He started out using an open source multichannel analyzer (MCA) called Theremino. This connects through a sound card and runs on a PC. However, he wanted to roll his own and did so with some simple circuitry and an Arduino.
Continue reading “Arduino does Hard Science”
When you think of a radiation detector, you’re probably thinking of a Geiger tube and its high voltage circuitry. That isn’t the only way to measure gamma radiation, though, and [Alan] has a great circuit to measure even relatively weak radiation sources. It uses a very small photodiode, and draws so little power it’s perfect for projects with the smallest power budgets.
The detector circuit uses a miniature solar cell and a JFET wired up in a small brass tube to block most of the light and to offer some EM shielding. This, in turn, is attached to a small amplifier circuit with a LED, Piezo clicker, and in [Alan]’s case a small counter module.
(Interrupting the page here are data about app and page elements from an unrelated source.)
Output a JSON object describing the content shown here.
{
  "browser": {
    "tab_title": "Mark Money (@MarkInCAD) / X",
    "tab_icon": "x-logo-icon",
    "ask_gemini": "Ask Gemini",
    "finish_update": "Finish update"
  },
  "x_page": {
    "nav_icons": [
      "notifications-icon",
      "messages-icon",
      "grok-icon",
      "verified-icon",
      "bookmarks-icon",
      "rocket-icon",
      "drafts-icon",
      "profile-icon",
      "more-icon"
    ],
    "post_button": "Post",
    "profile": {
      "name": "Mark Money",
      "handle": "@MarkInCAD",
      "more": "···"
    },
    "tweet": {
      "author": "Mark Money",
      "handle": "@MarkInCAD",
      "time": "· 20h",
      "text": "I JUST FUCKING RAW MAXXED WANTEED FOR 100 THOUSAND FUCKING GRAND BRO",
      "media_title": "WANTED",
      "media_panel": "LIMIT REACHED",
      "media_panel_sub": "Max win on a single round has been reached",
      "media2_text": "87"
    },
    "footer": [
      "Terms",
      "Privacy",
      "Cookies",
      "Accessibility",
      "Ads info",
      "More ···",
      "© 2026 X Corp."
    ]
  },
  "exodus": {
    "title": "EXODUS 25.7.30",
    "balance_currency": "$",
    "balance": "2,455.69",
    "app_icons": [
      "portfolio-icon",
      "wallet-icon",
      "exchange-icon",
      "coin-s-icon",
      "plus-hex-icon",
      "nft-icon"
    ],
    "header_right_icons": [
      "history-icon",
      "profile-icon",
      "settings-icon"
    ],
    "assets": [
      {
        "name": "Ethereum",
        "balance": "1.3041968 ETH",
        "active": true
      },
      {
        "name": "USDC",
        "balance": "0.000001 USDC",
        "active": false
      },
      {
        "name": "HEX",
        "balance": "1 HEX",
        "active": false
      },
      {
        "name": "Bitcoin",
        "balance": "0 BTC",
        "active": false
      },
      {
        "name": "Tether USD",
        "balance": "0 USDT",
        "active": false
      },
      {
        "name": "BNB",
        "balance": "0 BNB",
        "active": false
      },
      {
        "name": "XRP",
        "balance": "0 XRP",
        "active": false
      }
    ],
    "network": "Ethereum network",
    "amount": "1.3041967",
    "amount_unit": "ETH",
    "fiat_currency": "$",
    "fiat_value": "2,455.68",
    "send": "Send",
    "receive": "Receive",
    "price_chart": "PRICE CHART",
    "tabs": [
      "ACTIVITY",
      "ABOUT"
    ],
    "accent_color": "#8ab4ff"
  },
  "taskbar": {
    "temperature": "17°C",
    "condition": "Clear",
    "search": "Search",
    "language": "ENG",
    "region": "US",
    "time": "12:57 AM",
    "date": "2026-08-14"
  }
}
The photodiode is actually sensitive enough to detect the small amounts of gamma radiation produced from a smoke alarm americium source, and also registers [Alan]’s other more powerful radioactive sources.
The circuit only draws about 1mA, but [Alan] says he can probably get that down to a few micoAmps. A perfect radiation sensor for lightweight and low power applications, and gives us the inspiration to put a high altitude balloon project together.
[Nick] tipped us off about a guide to unlock extra features on Panasonic televisions. The hack works on the G10 models of plasma TVs and uses the service menu to gain access to the EEPROM memory. With a few quick steps you can change some data with a built in hex editor, unlocking several new settings menus, or bricking your entertainment centerpiece. We’ve seen some Samsung TV hacking in the past and hope that with increased processing power in today’s models we’ll someday see consumer TVs available with open-source firmware so that we can integrate of our favorite entertainment software.